■ **EXERCISE**
Every entry, start to finish, should be printed verbatim without pictures.
*** Opening of PROVIDED DATA ***
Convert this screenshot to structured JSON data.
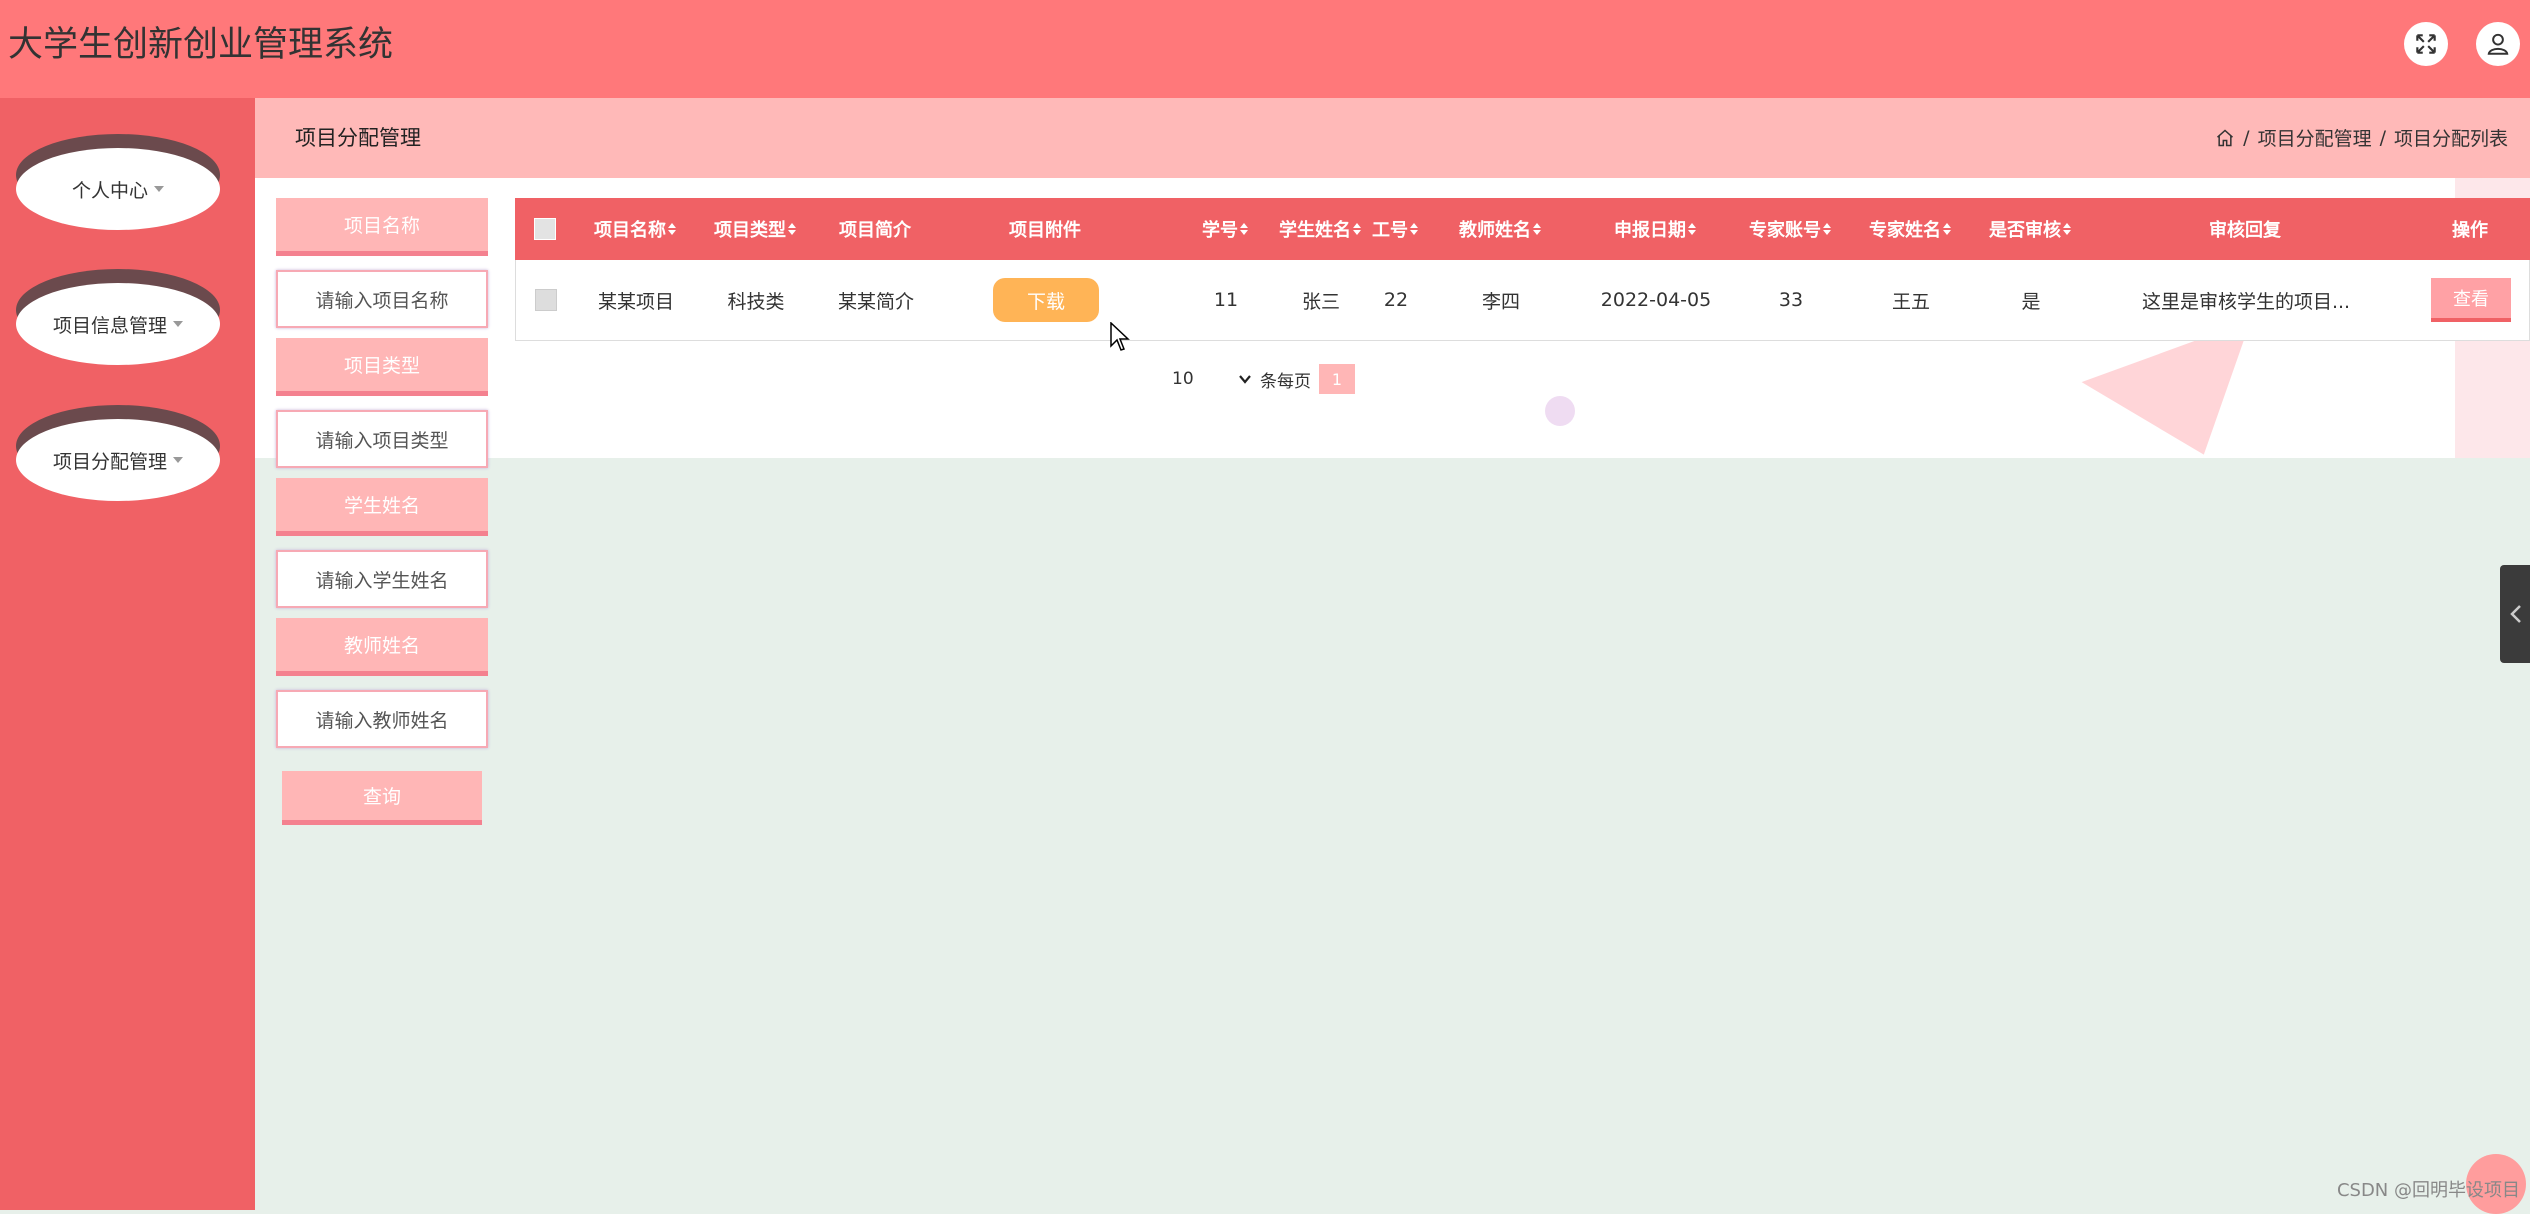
{
  "app": {
    "title": "大学生创新创业管理系统"
  },
  "header": {
    "fullscreen_icon": "expand-icon",
    "user_icon": "user-icon"
  },
  "sidebar": {
    "items": [
      {
        "label": "个人中心"
      },
      {
        "label": "项目信息管理"
      },
      {
        "label": "项目分配管理"
      }
    ]
  },
  "topbar": {
    "title": "项目分配管理",
    "breadcrumb": [
      "项目分配管理",
      "项目分配列表"
    ],
    "separator": "/"
  },
  "search": {
    "fields": [
      {
        "label": "项目名称",
        "placeholder": "请输入项目名称"
      },
      {
        "label": "项目类型",
        "placeholder": "请输入项目类型"
      },
      {
        "label": "学生姓名",
        "placeholder": "请输入学生姓名"
      },
      {
        "label": "教师姓名",
        "placeholder": "请输入教师姓名"
      }
    ],
    "submit_label": "查询"
  },
  "table": {
    "columns": [
      "项目名称",
      "项目类型",
      "项目简介",
      "项目附件",
      "学号",
      "学生姓名",
      "工号",
      "教师姓名",
      "申报日期",
      "专家账号",
      "专家姓名",
      "是否审核",
      "审核回复",
      "操作"
    ],
    "rows": [
      {
        "name": "某某项目",
        "type": "科技类",
        "intro": "某某简介",
        "attachment_label": "下载",
        "student_no": "11",
        "student_name": "张三",
        "staff_no": "22",
        "teacher_name": "李四",
        "date": "2022-04-05",
        "expert_account": "33",
        "expert_name": "王五",
        "reviewed": "是",
        "reply": "这里是审核学生的项目...",
        "action_label": "查看"
      }
    ]
  },
  "pagination": {
    "page_size": "10",
    "per_page_label": "条每页",
    "current_page": "1"
  },
  "watermark": "CSDN @回明毕设项目"
}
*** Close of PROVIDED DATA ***
■ **YOUR SOLUTION**
Convert this screenshot to structured JSON data.
{
  "app": {
    "title": "大学生创新创业管理系统"
  },
  "header": {
    "fullscreen_icon": "expand-icon",
    "user_icon": "user-icon"
  },
  "sidebar": {
    "items": [
      {
        "label": "个人中心"
      },
      {
        "label": "项目信息管理"
      },
      {
        "label": "项目分配管理"
      }
    ]
  },
  "topbar": {
    "title": "项目分配管理",
    "breadcrumb": [
      "项目分配管理",
      "项目分配列表"
    ],
    "separator": "/"
  },
  "search": {
    "fields": [
      {
        "label": "项目名称",
        "placeholder": "请输入项目名称"
      },
      {
        "label": "项目类型",
        "placeholder": "请输入项目类型"
      },
      {
        "label": "学生姓名",
        "placeholder": "请输入学生姓名"
      },
      {
        "label": "教师姓名",
        "placeholder": "请输入教师姓名"
      }
    ],
    "submit_label": "查询"
  },
  "table": {
    "columns": [
      "项目名称",
      "项目类型",
      "项目简介",
      "项目附件",
      "学号",
      "学生姓名",
      "工号",
      "教师姓名",
      "申报日期",
      "专家账号",
      "专家姓名",
      "是否审核",
      "审核回复",
      "操作"
    ],
    "rows": [
      {
        "name": "某某项目",
        "type": "科技类",
        "intro": "某某简介",
        "attachment_label": "下载",
        "student_no": "11",
        "student_name": "张三",
        "staff_no": "22",
        "teacher_name": "李四",
        "date": "2022-04-05",
        "expert_account": "33",
        "expert_name": "王五",
        "reviewed": "是",
        "reply": "这里是审核学生的项目...",
        "action_label": "查看"
      }
    ]
  },
  "pagination": {
    "page_size": "10",
    "per_page_label": "条每页",
    "current_page": "1"
  },
  "watermark": "CSDN @回明毕设项目"
}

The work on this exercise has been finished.